- [TASK DETAILS]: Please report how many lines in these records contain the string "rating", and give nothing besides the number.

(Collection entries)
◆ ◆ ◆
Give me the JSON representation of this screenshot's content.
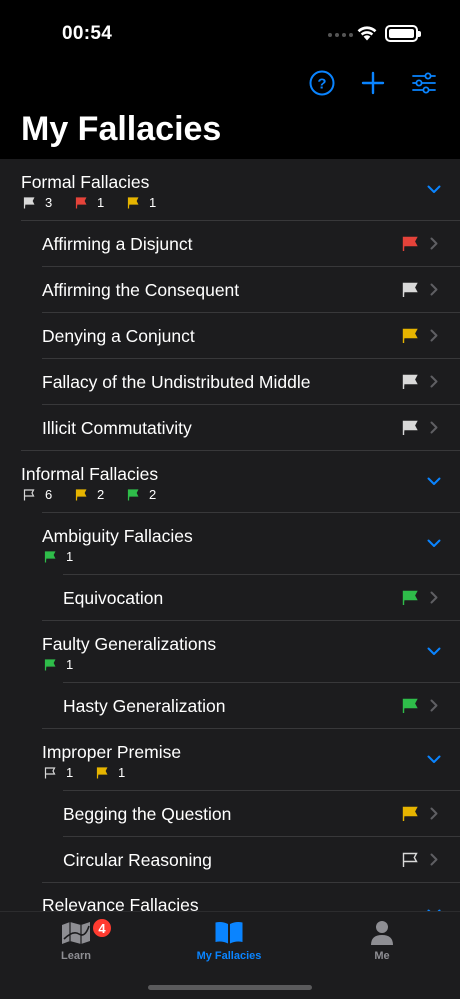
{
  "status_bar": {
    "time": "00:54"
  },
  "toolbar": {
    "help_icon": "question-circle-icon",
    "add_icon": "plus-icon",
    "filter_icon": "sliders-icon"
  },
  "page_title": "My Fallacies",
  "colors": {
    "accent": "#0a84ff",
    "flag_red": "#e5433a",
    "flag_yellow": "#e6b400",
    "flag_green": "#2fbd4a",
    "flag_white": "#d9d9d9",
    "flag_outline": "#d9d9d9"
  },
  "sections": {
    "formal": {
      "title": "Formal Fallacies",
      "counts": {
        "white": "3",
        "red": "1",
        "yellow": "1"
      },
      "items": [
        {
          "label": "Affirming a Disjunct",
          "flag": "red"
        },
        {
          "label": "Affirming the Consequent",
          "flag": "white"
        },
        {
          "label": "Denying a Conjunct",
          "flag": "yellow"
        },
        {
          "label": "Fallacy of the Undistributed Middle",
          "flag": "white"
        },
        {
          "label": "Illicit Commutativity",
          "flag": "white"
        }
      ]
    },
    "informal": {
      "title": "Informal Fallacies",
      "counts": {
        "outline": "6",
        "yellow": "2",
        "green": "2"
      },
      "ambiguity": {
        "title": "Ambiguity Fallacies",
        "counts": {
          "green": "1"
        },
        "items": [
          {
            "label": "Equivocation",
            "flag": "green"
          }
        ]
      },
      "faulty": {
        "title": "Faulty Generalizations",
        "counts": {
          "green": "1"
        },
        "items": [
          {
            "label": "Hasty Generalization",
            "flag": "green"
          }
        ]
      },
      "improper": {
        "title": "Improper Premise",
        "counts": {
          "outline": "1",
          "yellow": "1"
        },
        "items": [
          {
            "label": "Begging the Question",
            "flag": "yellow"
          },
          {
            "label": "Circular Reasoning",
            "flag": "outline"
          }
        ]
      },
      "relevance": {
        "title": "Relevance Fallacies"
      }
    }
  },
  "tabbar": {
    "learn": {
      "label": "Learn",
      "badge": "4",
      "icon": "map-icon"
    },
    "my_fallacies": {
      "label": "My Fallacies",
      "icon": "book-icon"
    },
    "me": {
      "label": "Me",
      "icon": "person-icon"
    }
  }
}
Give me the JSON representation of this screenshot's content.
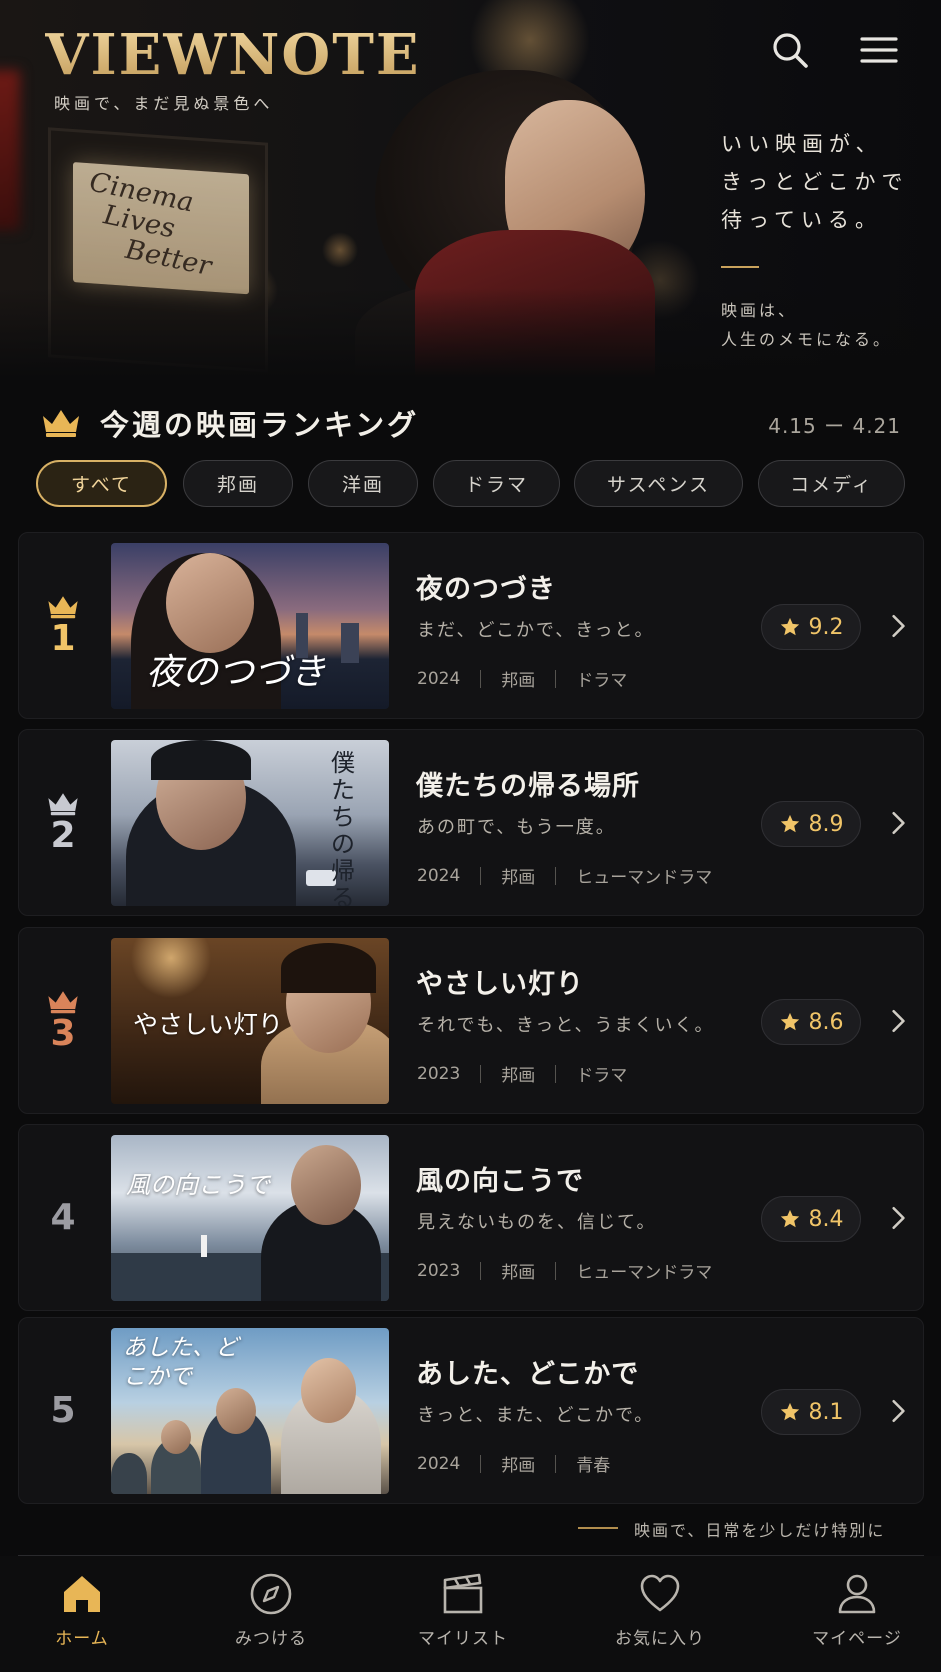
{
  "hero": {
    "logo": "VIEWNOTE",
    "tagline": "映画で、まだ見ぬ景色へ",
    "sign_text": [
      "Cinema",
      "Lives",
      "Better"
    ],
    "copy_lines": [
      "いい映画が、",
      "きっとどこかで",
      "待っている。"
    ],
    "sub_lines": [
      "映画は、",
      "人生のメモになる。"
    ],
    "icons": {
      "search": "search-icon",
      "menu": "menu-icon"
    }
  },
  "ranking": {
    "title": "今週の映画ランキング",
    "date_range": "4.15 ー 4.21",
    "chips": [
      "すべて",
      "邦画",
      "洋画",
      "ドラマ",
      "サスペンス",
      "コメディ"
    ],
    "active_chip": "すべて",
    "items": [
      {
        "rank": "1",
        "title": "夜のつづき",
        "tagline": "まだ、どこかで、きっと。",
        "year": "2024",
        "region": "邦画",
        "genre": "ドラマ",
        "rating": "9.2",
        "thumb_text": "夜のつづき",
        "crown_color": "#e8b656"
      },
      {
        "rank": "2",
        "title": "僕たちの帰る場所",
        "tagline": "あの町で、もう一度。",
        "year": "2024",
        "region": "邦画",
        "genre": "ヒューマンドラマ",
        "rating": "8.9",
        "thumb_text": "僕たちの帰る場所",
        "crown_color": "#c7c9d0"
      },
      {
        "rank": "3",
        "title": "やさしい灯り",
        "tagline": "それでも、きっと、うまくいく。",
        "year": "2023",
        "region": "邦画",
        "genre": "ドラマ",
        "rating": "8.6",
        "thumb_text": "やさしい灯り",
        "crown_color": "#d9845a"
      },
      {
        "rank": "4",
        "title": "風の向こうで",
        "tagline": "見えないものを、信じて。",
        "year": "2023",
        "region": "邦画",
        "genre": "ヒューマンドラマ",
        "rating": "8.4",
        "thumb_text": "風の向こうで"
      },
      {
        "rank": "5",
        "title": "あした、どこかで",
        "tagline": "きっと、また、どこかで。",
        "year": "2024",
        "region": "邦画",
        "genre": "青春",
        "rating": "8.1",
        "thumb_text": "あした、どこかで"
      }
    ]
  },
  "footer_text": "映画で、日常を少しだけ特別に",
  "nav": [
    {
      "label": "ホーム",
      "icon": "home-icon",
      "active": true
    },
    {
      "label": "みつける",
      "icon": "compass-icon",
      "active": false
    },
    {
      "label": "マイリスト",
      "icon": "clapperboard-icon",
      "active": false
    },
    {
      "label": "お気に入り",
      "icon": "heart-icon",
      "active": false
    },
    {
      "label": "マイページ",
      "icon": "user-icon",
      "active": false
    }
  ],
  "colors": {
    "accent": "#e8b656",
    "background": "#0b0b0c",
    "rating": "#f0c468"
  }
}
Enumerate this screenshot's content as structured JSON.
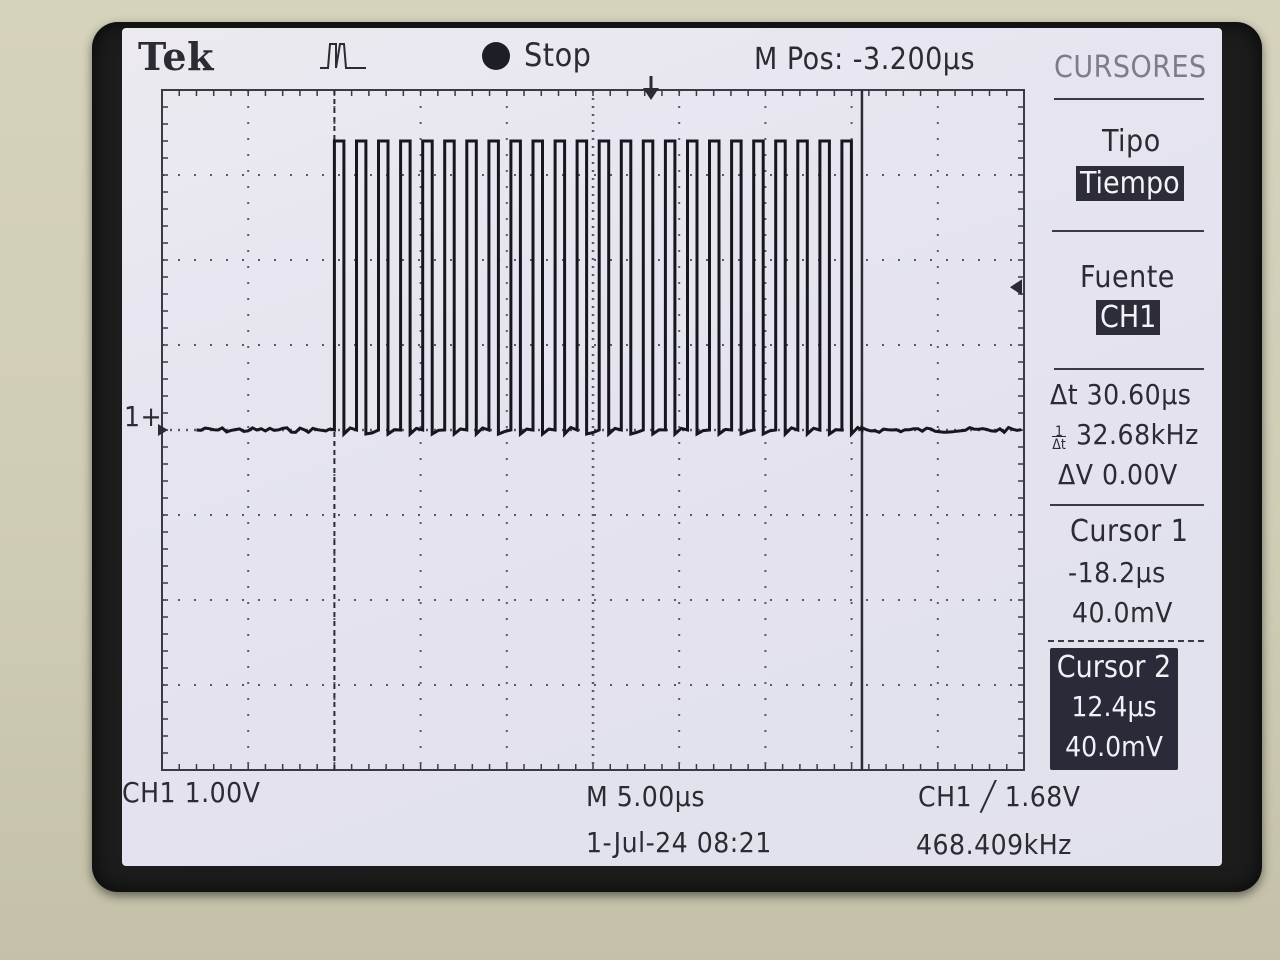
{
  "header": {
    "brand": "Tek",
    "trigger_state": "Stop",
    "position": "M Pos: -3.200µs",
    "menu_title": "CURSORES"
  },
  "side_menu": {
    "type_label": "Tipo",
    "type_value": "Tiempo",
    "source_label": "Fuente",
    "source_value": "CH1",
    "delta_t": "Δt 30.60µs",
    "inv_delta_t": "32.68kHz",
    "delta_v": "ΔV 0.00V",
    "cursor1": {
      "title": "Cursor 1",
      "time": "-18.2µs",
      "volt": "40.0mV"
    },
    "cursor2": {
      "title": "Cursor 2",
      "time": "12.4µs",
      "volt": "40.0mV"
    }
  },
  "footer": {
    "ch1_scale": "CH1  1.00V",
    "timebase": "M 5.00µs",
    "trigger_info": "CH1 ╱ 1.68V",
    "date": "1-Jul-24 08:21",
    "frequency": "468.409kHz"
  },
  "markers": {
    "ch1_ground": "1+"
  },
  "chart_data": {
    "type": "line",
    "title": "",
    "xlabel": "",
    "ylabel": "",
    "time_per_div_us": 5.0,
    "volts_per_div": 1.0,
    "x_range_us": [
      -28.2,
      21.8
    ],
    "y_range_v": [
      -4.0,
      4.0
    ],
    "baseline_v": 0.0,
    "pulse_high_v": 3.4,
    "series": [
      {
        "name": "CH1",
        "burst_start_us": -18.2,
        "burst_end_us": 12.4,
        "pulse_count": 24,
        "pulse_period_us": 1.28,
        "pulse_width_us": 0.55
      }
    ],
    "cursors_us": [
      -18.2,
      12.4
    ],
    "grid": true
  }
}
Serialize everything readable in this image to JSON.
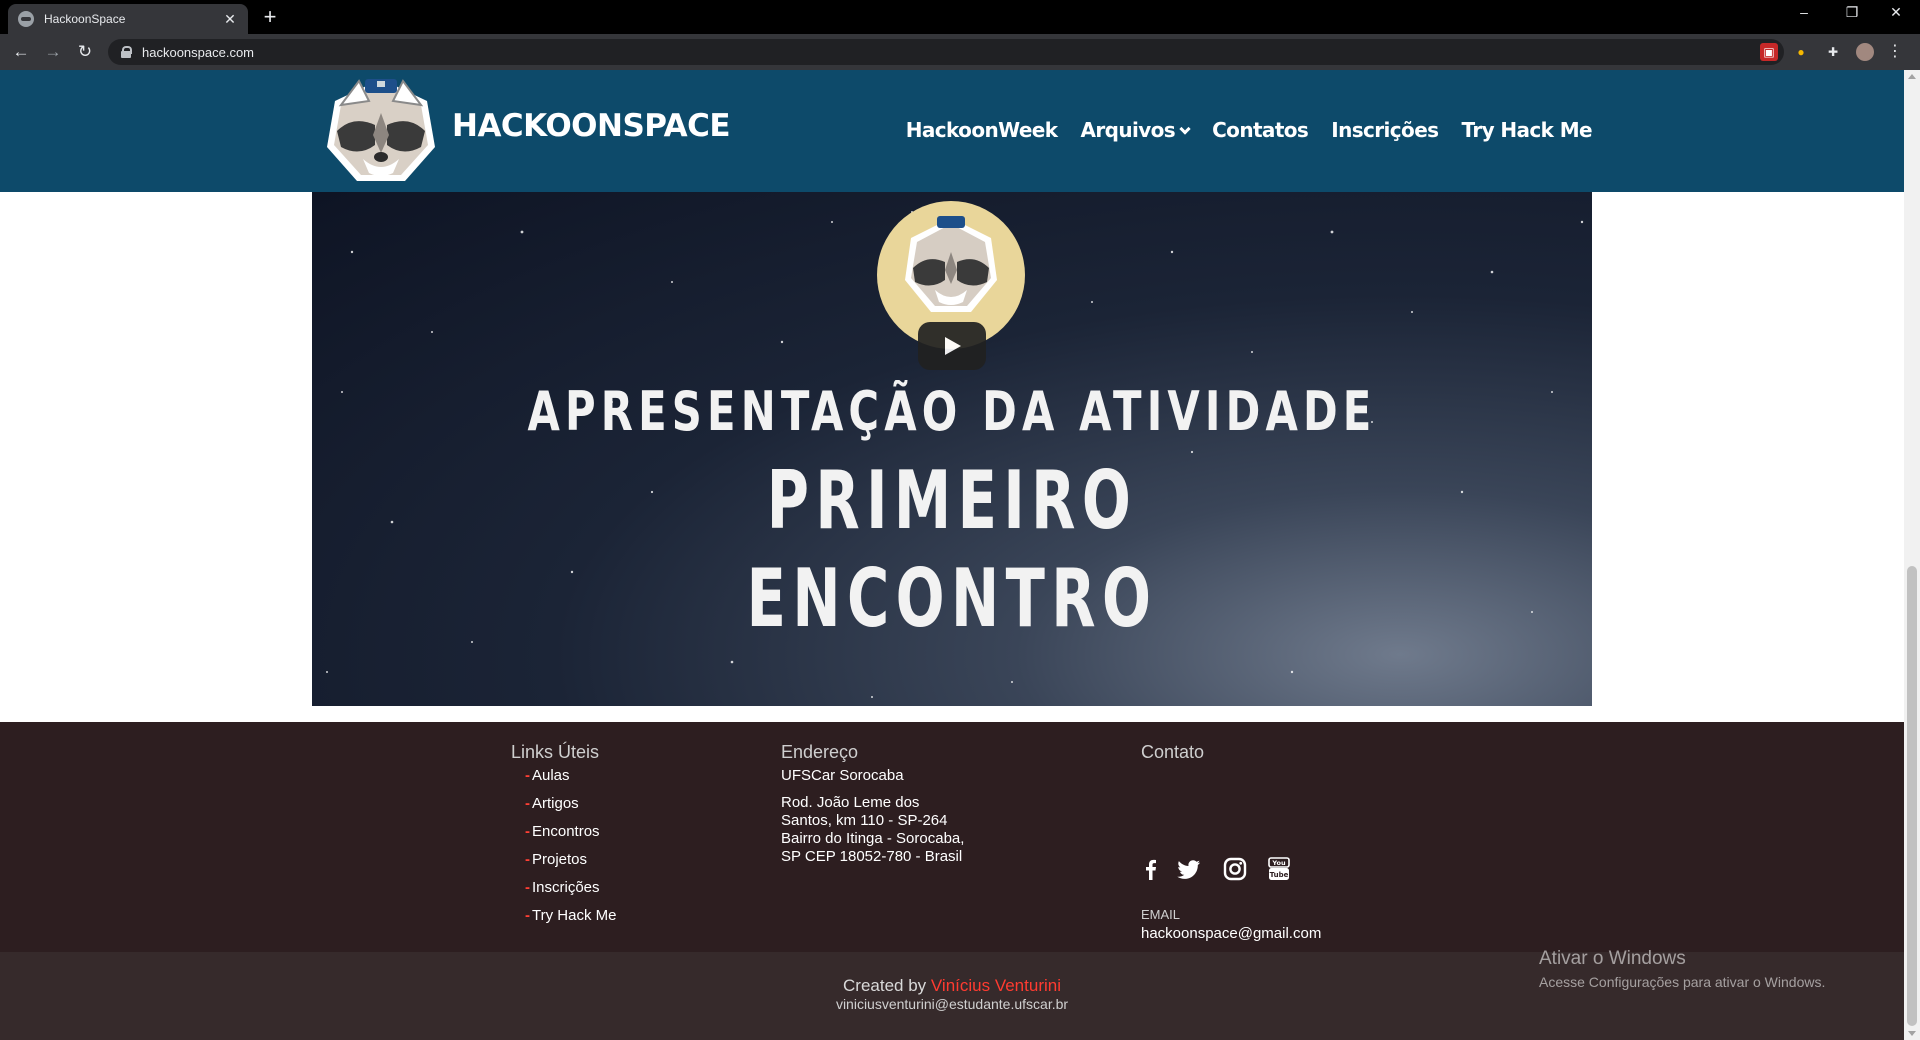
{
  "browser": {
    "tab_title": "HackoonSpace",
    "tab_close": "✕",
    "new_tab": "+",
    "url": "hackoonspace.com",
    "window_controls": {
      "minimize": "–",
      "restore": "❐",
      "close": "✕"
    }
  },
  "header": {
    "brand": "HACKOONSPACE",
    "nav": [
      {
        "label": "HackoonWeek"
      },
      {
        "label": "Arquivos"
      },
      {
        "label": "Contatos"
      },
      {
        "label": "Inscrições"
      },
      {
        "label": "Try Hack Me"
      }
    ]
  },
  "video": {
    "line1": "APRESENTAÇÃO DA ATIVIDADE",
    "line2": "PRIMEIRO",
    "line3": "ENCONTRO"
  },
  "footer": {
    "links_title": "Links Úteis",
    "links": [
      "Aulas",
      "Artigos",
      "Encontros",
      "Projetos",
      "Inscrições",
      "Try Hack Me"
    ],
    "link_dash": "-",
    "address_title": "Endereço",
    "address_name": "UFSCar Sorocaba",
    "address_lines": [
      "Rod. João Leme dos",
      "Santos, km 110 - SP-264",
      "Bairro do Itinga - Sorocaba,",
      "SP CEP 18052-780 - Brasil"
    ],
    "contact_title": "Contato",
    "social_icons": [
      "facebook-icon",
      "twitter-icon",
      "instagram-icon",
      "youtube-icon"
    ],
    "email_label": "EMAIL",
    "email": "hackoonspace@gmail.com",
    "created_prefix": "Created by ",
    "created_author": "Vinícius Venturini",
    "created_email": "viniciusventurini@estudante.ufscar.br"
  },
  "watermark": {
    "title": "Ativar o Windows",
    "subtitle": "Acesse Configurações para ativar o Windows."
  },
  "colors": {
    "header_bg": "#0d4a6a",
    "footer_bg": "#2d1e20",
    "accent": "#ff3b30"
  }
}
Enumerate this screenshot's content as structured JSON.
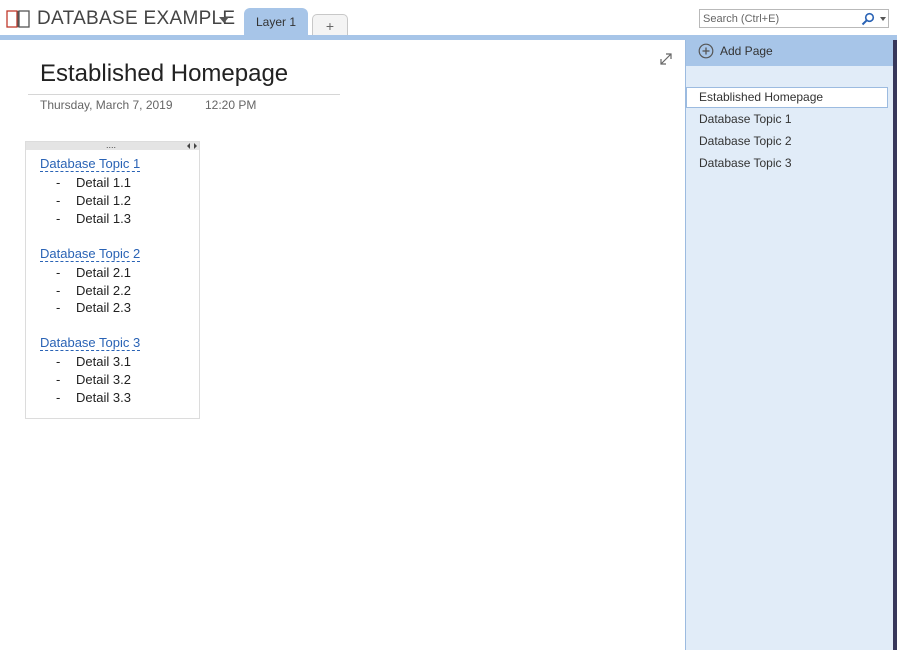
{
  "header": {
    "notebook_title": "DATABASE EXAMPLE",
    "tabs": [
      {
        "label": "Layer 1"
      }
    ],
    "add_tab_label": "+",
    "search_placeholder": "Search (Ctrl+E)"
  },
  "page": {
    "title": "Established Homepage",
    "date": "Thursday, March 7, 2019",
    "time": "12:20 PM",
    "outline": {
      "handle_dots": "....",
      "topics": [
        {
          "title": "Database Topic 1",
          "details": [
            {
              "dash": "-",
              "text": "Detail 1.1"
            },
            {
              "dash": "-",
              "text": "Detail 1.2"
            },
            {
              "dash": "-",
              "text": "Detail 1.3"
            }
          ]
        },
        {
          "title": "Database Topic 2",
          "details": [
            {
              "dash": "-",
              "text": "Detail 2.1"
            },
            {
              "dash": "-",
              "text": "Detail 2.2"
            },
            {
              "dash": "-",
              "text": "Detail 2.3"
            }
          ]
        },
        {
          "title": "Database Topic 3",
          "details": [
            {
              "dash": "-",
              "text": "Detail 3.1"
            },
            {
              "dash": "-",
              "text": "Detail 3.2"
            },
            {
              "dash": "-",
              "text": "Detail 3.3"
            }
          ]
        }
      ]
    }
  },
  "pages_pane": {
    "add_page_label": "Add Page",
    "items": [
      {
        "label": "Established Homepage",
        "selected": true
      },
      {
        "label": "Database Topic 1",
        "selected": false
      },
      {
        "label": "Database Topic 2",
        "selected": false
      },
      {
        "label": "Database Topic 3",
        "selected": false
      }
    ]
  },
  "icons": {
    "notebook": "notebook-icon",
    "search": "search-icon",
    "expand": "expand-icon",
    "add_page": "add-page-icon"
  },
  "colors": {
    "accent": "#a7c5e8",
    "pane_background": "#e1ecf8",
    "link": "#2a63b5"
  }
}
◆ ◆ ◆
- [RESULT]: 6